Recent developments bring both promise and peril for Hawaii. Tourism prospects are positive, despite the delayed Japanese market recovery. Construction activity will remain high, and inflation is receding rapidly, setting the stage for real income gains. On the flip side, the Fed’s aggressive rate hikes and liquidity problems sparked by recent bank failures threaten the US and global economies. A national recession will weigh on Hawaii later this year, but local sources of strength should keep our heads above water.
UHERO’s Peter Fuleky provides a summary of the 2023 second quarter forecast report in this episode of “UHERO Focus”
4 thoughts on “UHERO Forecast for the State of Hawaiʻi: Promise and Peril for the Hawaii Economy”

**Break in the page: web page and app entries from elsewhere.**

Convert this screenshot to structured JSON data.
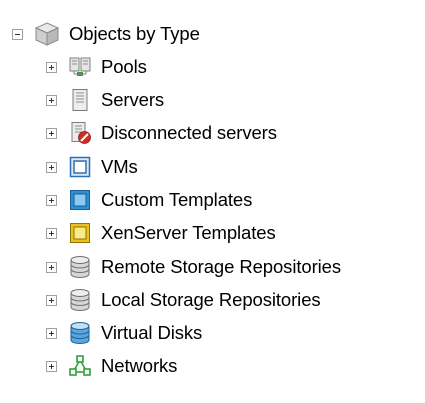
{
  "tree": {
    "root": {
      "label": "Objects by Type",
      "icon": "cube-icon",
      "expanded": true
    },
    "items": [
      {
        "label": "Pools",
        "icon": "pool-icon",
        "expanded": false
      },
      {
        "label": "Servers",
        "icon": "server-icon",
        "expanded": false
      },
      {
        "label": "Disconnected servers",
        "icon": "disconnected-server-icon",
        "expanded": false
      },
      {
        "label": "VMs",
        "icon": "vm-icon",
        "expanded": false
      },
      {
        "label": "Custom Templates",
        "icon": "custom-template-icon",
        "expanded": false
      },
      {
        "label": "XenServer Templates",
        "icon": "xenserver-template-icon",
        "expanded": false
      },
      {
        "label": "Remote Storage Repositories",
        "icon": "remote-storage-icon",
        "expanded": false
      },
      {
        "label": "Local Storage Repositories",
        "icon": "local-storage-icon",
        "expanded": false
      },
      {
        "label": "Virtual Disks",
        "icon": "virtual-disk-icon",
        "expanded": false
      },
      {
        "label": "Networks",
        "icon": "network-icon",
        "expanded": false
      }
    ]
  },
  "colors": {
    "vm_blue": "#2f6fb8",
    "custom_template_blue": "#2a8fd6",
    "xenserver_yellow": "#e8c21c",
    "disconnected_red": "#d52b1e",
    "network_green": "#2fa33a",
    "disk_blue": "#3a8fd0"
  }
}
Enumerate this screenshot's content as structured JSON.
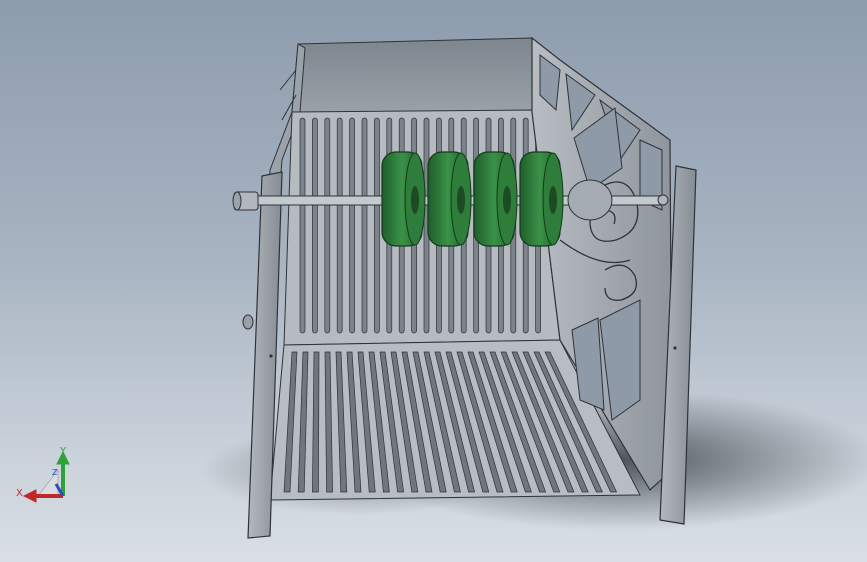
{
  "viewport": {
    "background_top": "#8d9cad",
    "background_bottom": "#d9dfe5"
  },
  "model": {
    "frame_color": "#a9afb6",
    "frame_edge_color": "#2e3338",
    "roller_color": "#2f7d3a",
    "roller_edge_color": "#143a1b",
    "roller_count": 4
  },
  "triad": {
    "x_label": "X",
    "y_label": "Y",
    "z_label": "Z",
    "x_color": "#c0282a",
    "y_color": "#2fa13a",
    "z_color": "#2a4dc0"
  }
}
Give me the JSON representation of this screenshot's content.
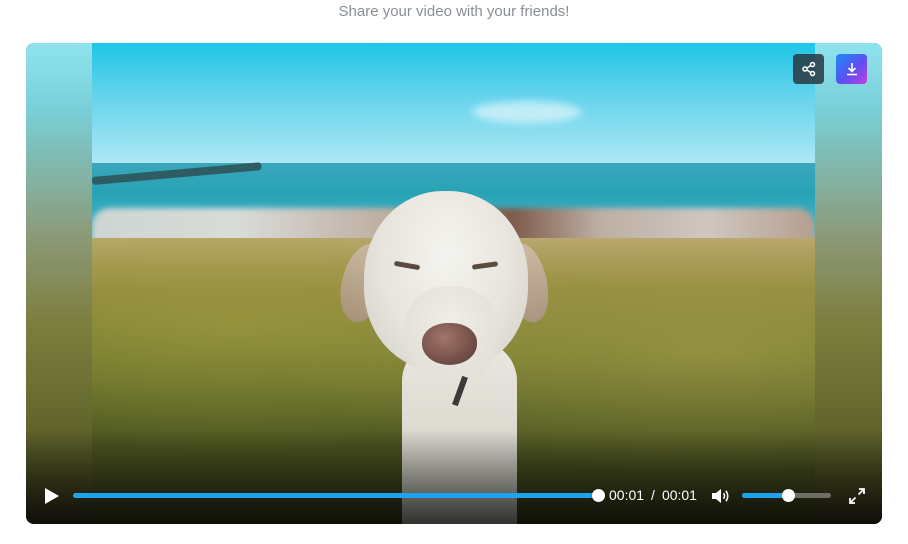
{
  "header": {
    "subtitle": "Share your video with your friends!"
  },
  "player": {
    "share_icon": "share-icon",
    "download_icon": "download-icon",
    "play_icon": "play-icon",
    "volume_icon": "volume-icon",
    "fullscreen_icon": "fullscreen-icon",
    "current_time": "00:01",
    "time_separator": "/",
    "duration": "00:01",
    "progress_percent": 100,
    "volume_percent": 52,
    "accent_color": "#1ba3ef"
  }
}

Nice presentation. The Forecast says, “We expect the US economy to be in recession by the fourth quarter of this year.” Hard to know what that means. The NBER’s Business Cycle Dating Committee, says that a recession is the period between a peak and a trough, but it is not a RECESSION unless the period lasts “longer than a few months.” Let’s say that means at least four months. So for the economy to be in recession in November requires that the economy contracted every month from July-Oct. Is that your interpretation (say using the Chicago Fed’s monthly indicator)? Or does it mean that a quarterly measure (say from BEA) will turn out to be negative in the third and fourth quarters of this year but we won’t know that until sometime in 2024?

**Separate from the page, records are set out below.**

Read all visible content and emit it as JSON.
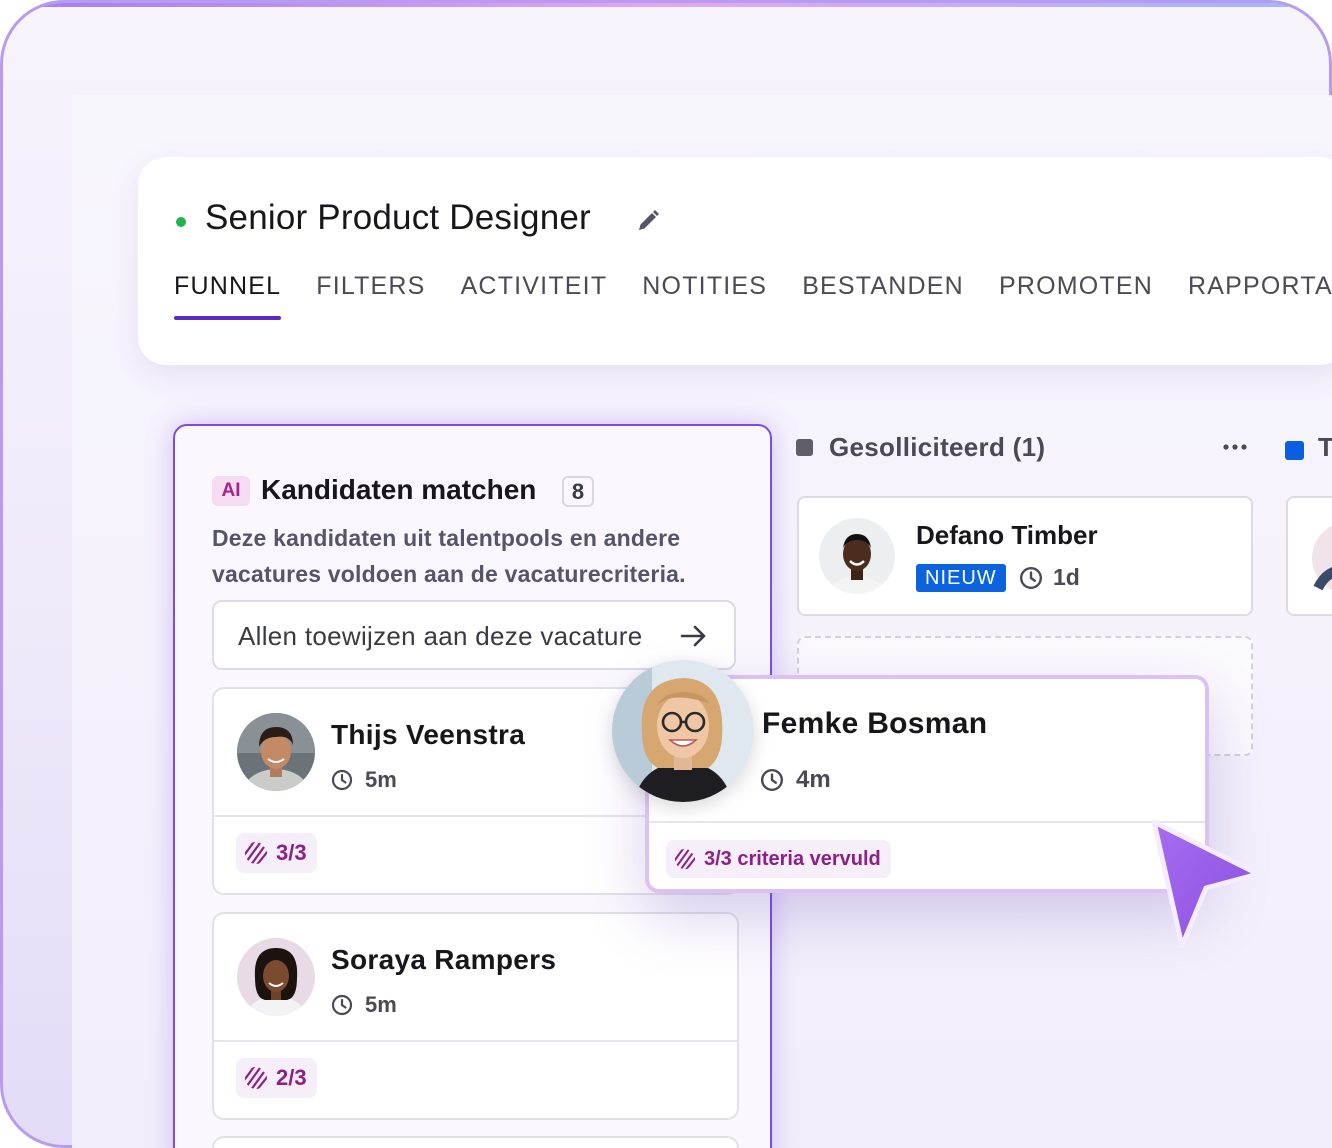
{
  "job": {
    "title": "Senior Product Designer",
    "status_color": "#1fb34a"
  },
  "tabs": [
    {
      "label": "FUNNEL",
      "active": true
    },
    {
      "label": "FILTERS"
    },
    {
      "label": "ACTIVITEIT"
    },
    {
      "label": "NOTITIES"
    },
    {
      "label": "BESTANDEN"
    },
    {
      "label": "PROMOTEN"
    },
    {
      "label": "RAPPORTAGE"
    }
  ],
  "ai_matching": {
    "badge": "AI",
    "title": "Kandidaten matchen",
    "count": "8",
    "description": "Deze kandidaten uit talentpools en andere vacatures voldoen aan de vacaturecriteria.",
    "assign_label": "Allen toewijzen aan deze vacature",
    "candidates": [
      {
        "name": "Thijs Veenstra",
        "time": "5m",
        "match": "3/3"
      },
      {
        "name": "Soraya Rampers",
        "time": "5m",
        "match": "2/3"
      }
    ]
  },
  "columns": [
    {
      "title": "Gesolliciteerd (1)",
      "color": "#5f5f69"
    },
    {
      "title": "T",
      "color": "#0a5fe0"
    }
  ],
  "applicant": {
    "name": "Defano Timber",
    "badge": "NIEUW",
    "time": "1d"
  },
  "dragged_card": {
    "name": "Femke Bosman",
    "time": "4m",
    "criteria": "3/3 criteria vervuld"
  },
  "colors": {
    "accent": "#5a2bc2",
    "ai_border": "#7b4fdc",
    "new_badge": "#0b63dd",
    "match_text": "#8e1f86",
    "cursor": "#9b5ee6"
  },
  "icons": [
    "pencil-icon",
    "arrow-right-icon",
    "clock-icon",
    "striped-match-icon",
    "more-dots-icon",
    "cursor-arrow-icon"
  ]
}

Jim, thank you for your comment. There are several factors pushing the US economy closer to a slowdown. The Fed’s monetary policy explicitly tries to cool the economy. The rapid rise in interest rates seems to have caught some banks off-guard. To maintain liquidity, banks have raised lending standards. The high interest rates and tight credit environment make it harder for businesses (especially small ones) to operate. Already, real estate sales have plummeted, retail sales are weakening, and manufacturing has been contracting since the end of last year. These indicators reflect the state of the economy before the most recent 25bp hike by the Fed. At the same time, the aggregate labor market remains buoyant and wages continue to rise at a fast clip, providing little reason for the Fed to change its restrictive stance. Add to the mix the looming breach of the debt ceiling. Given past experience, Washington won’t act before actual economic damage has occurred. The growing pile of obstacles increases the downside risk. Hence our expectation is that the US will begin to experience a “wide-ranging decline in economic activity” (definition of a recession) before the end of this year. The exact timing (and depth) depends on when the hurdles listed above overwhelm the still present upward momentum in the economy and trigger a change of policy. The downswing can extend into next year. So, to finally answer your question: we think that a downturn will begin but may not be over by the end of this year. And yes, the NBER will look back at this period and determine the onset and duration of the recession at a later date.
John Kenneth Galbraith said, “The only functional of economic forecasting is to make astrology look respectable.”
Thanks, Peter. On May 3, Steve Liesman asked Jay Powell whether the Fed still follows a separation doctrine between monetary policy and banking regulation. Powell effectively said, “yes,” because the two are “not in conflict.” Obviously, that’s not true. Wall Street believes that the Fed will pause at the next meeting, not because inflation has been tamed or because the labor market is depressed, but because credit is tight and banking is still a problem.